House Speaker Paul Ryan says the new health plan being pitched by the White House is still in its early stages.
“These are ongoing talks we are having,” Ryan told reporters after the weekly meeting of the House Republican conference. “We’re at the concept stages right now.”
Ryan said it’s “premature” to say where Republicans are on a second attempt at trying to repeal and replace the Affordable Care Act (ACA), and he noted that there’s no legislative text yet, nor is there an agreement among GOP House members on the new plan. He did say that productive conversations are being had, and Republican efforts are aimed at cutting the costs of health insurance premiums.
Asked about a possible vote on the new health care plan this week, Ryan did not rule it out, replying that he didn’t know. He added, however, that he doesn’t want to put “an artificial timeline” on the process, and he wants to make sure that they have the votes.

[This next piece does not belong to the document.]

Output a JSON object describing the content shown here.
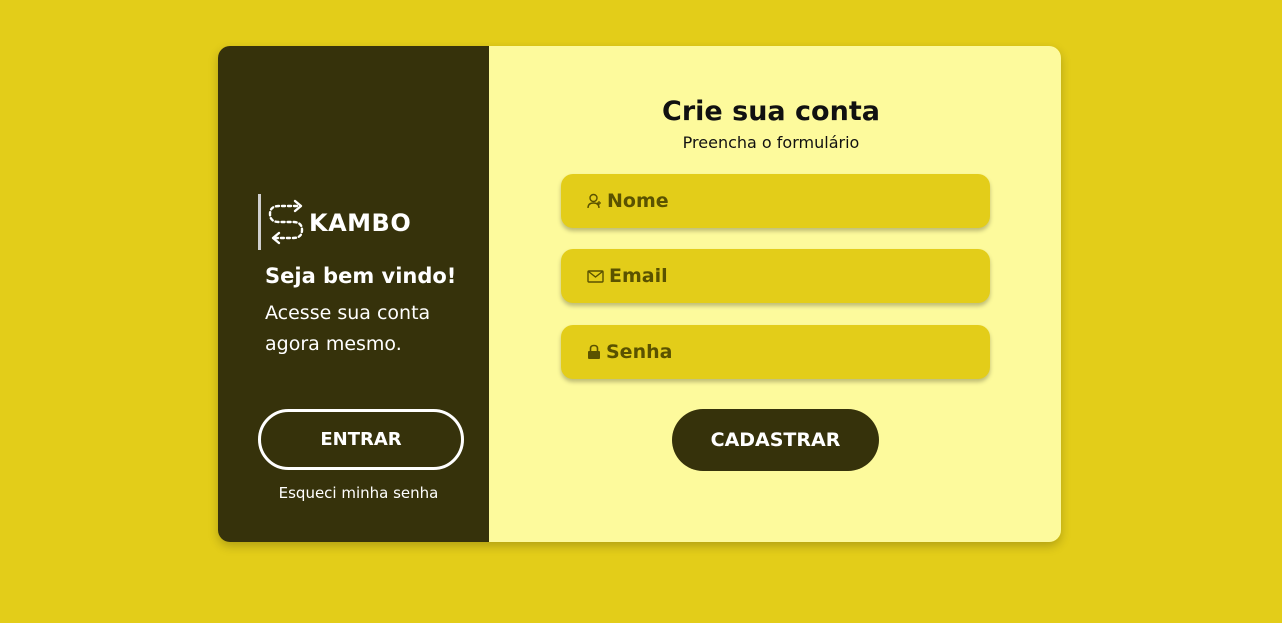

Last week, House Republicans and President Trump suffered an embarrassing defeat when the health care bill had to be pulled from the floor, given that the GOP lacked the votes to pass the bill. The president has blamed both Democrats and the Freedom Caucus, the most conservative members of the House, for the failure of the first health care bill, but the plan was also losing moderate support. During the negotiations to win more conservative support, GOP leaders and the Trump administration made concessions that alienated moderates. Ryan suggested that he wants to rely on Republican votes for House passage, and not Democrats, who would be likely to insist on keeping Obamacare in place.
“It’s important that we don’t just win the votes of one caucus or one group, but that we get the votes and the consensus of 216 of our members, and that’s kind of where we are right now,” Ryan said.
The White House, too, is changing its approach. The first bill was written by House Republican leaders, but for the second attempt, the White House appears have taken the lead and written this plan -- it was presented to conservatives Monday by the vice president, Health and Human Services Secretary Tom Price and White House Budget Director Mick Mulvaney, and Pence met with moderates to talk with them about the bill earlier in the day.
CBS News’ Catherine Reynolds contributed to this story.